Bioluminescent imaging of melanoma in live mice.
ABSTRACT Melanoma is highly resistant to conventional chemotherapeutic agents and novel therapeutic approaches are needed. Current animal models of melanoma in animals are sub-optimal. The most commonly used homograft model is the B16 mouse melanoma. Evaluation of potential melanoma therapies with this model is limited by the inaccuracy of caliper measurement of subcutaneous tumors, of counting lung nodules in metastasis models, and the indirect nature of "survival" curves when studying brain metastases. We have developed and characterized an accurate, sensitive, and reproducible bioluminescent B16 melanoma model that allows for serial, real-time analyses of tumor burden in live mice. We demonstrate that this model is applicable to subcutaneous tumors, lung metastases, and intracranial tumors and offers a solution to many of the limitations of previous models. As proof of principle, we use this model to show the efficacy of a live, Listeria monocytogenes vaccine expressing the melanoma antigen tyrosinase-related protein-2 to protect mice against intravenous B16 melanoma challenge. Additionally, we extend our approach to include the human A375 melanoma model and are able to show in vivo differences between sub-lines with varying metastatic potential. These models represent an accurate and reproducible means for in vivo melanoma monitoring in preclinical studies.

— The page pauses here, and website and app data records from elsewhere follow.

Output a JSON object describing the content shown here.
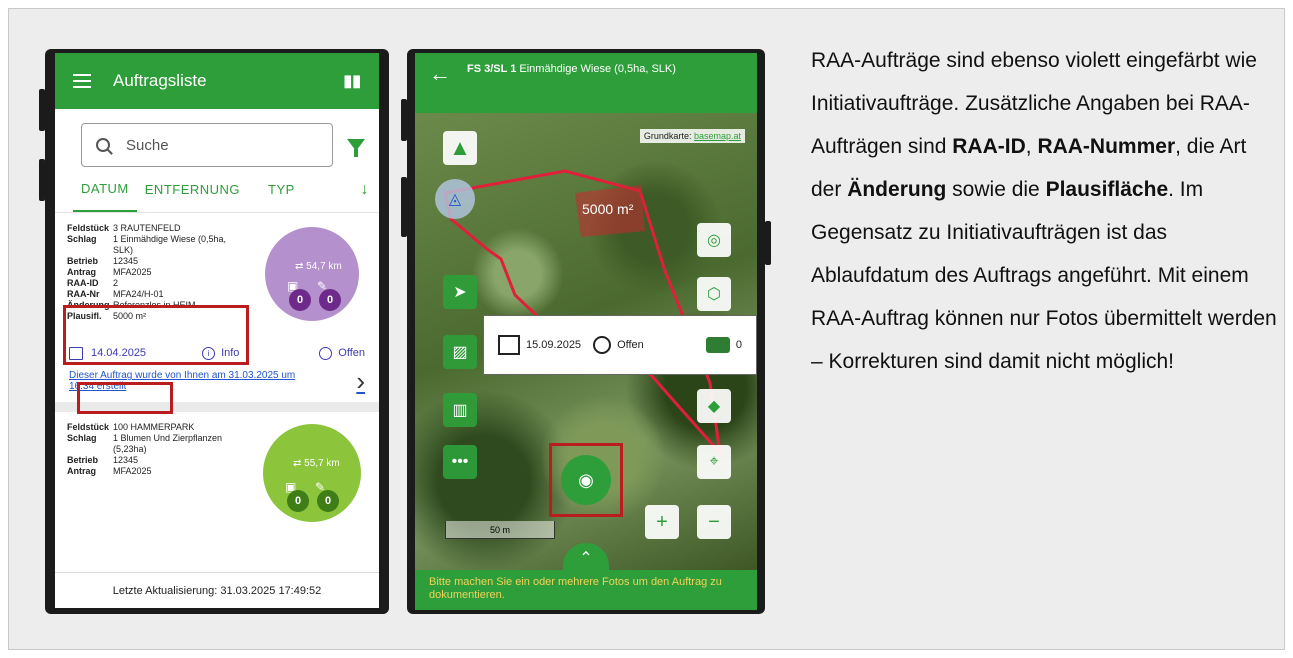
{
  "list_screen": {
    "title": "Auftragsliste",
    "search_placeholder": "Suche",
    "tabs": [
      "DATUM",
      "ENTFERNUNG",
      "TYP"
    ],
    "card1": {
      "rows": [
        {
          "k": "Feldstück",
          "v": "3 RAUTENFELD"
        },
        {
          "k": "Schlag",
          "v": "1 Einmähdige Wiese (0,5ha, SLK)"
        },
        {
          "k": "Betrieb",
          "v": "12345"
        },
        {
          "k": "Antrag",
          "v": "MFA2025"
        },
        {
          "k": "RAA-ID",
          "v": "2"
        },
        {
          "k": "RAA-Nr",
          "v": "MFA24/H-01"
        },
        {
          "k": "Änderung",
          "v": "Referenzlos in HEIM"
        },
        {
          "k": "Plausifl.",
          "v": "5000 m²"
        }
      ],
      "distance": "54,7 km",
      "photo_count": "0",
      "edit_count": "0",
      "date": "14.04.2025",
      "info": "Info",
      "status": "Offen",
      "created": "Dieser Auftrag wurde von Ihnen am 31.03.2025 um 16:34 erstellt"
    },
    "card2": {
      "rows": [
        {
          "k": "Feldstück",
          "v": "100 HAMMERPARK"
        },
        {
          "k": "Schlag",
          "v": "1 Blumen Und Zierpflanzen (5,23ha)"
        },
        {
          "k": "Betrieb",
          "v": "12345"
        },
        {
          "k": "Antrag",
          "v": "MFA2025"
        }
      ],
      "distance": "55,7 km",
      "photo_count": "0",
      "edit_count": "0"
    },
    "footer": "Letzte Aktualisierung: 31.03.2025 17:49:52",
    "colors": {
      "green": "#2e9e3a",
      "violet": "#b490cc",
      "lightgreen": "#8cc43c",
      "highlight": "#b91d1d"
    }
  },
  "map_screen": {
    "title_bold": "FS 3/SL 1",
    "title_rest": " Einmähdige Wiese (0,5ha, SLK)",
    "basemap_label": "Grundkarte:",
    "basemap_link": "basemap.at",
    "area": "5000 m²",
    "info_date": "15.09.2025",
    "info_status": "Offen",
    "layer_count": "0",
    "scale": "50 m",
    "bottom_message": "Bitte machen Sie ein oder mehrere Fotos um den Auftrag zu dokumentieren."
  },
  "description": {
    "t1": "RAA-Aufträge sind ebenso violett eingefärbt wie Initiativaufträge. Zusätzliche Angaben bei RAA-Aufträgen sind ",
    "b1": "RAA-ID",
    "t2": ", ",
    "b2": "RAA-Nummer",
    "t3": ", die Art der ",
    "b3": "Änderung",
    "t4": " sowie die ",
    "b4": "Plausifläche",
    "t5": ". Im Gegensatz zu Initiativaufträgen ist das Ablaufdatum des Auftrags angeführt. Mit einem RAA-Auftrag können nur Fotos übermittelt werden – Korrekturen sind damit nicht möglich!"
  }
}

Article: Luciferase expression and bioluminescence does not affect tumor cell growth in vitro or in vivo.[show abstract] [hide abstract]
ABSTRACT: Live animal imaging is becoming an increasingly common technique for accurate and quantitative assessment of tumor burden over time. Bioluminescence imaging systems rely on a bioluminescent signal from tumor cells, typically generated from expression of the firefly luciferase gene. However, previous reports have suggested that either a high level of luciferase or the resultant light reaction produced upon addition of D-luciferin substrate can have a negative influence on tumor cell growth. To address this issue, we designed an expression vector that allows simultaneous fluorescence and luminescence imaging. Using fluorescence activated cell sorting (FACS), we generated clonal cell populations from a human breast cancer (MCF-7) and a mouse melanoma (B16-F10) cell line that stably expressed different levels of luciferase. We then compared the growth capabilities of these clones in vitro by MTT proliferation assay and in vivo by bioluminescence imaging of tumor growth in live mice. Surprisingly, we found that neither the amount of luciferase nor biophotonic activity was sufficient to inhibit tumor cell growth, in vitro or in vivo. These results suggest that luciferase toxicity is not a necessary consideration when designing bioluminescence experiments, and therefore our approach can be used to rapidly generate high levels of luciferase expression for sensitive imaging experiments.Molecular Cancer 01/2010; 9:299. · 3.99 Impact Factor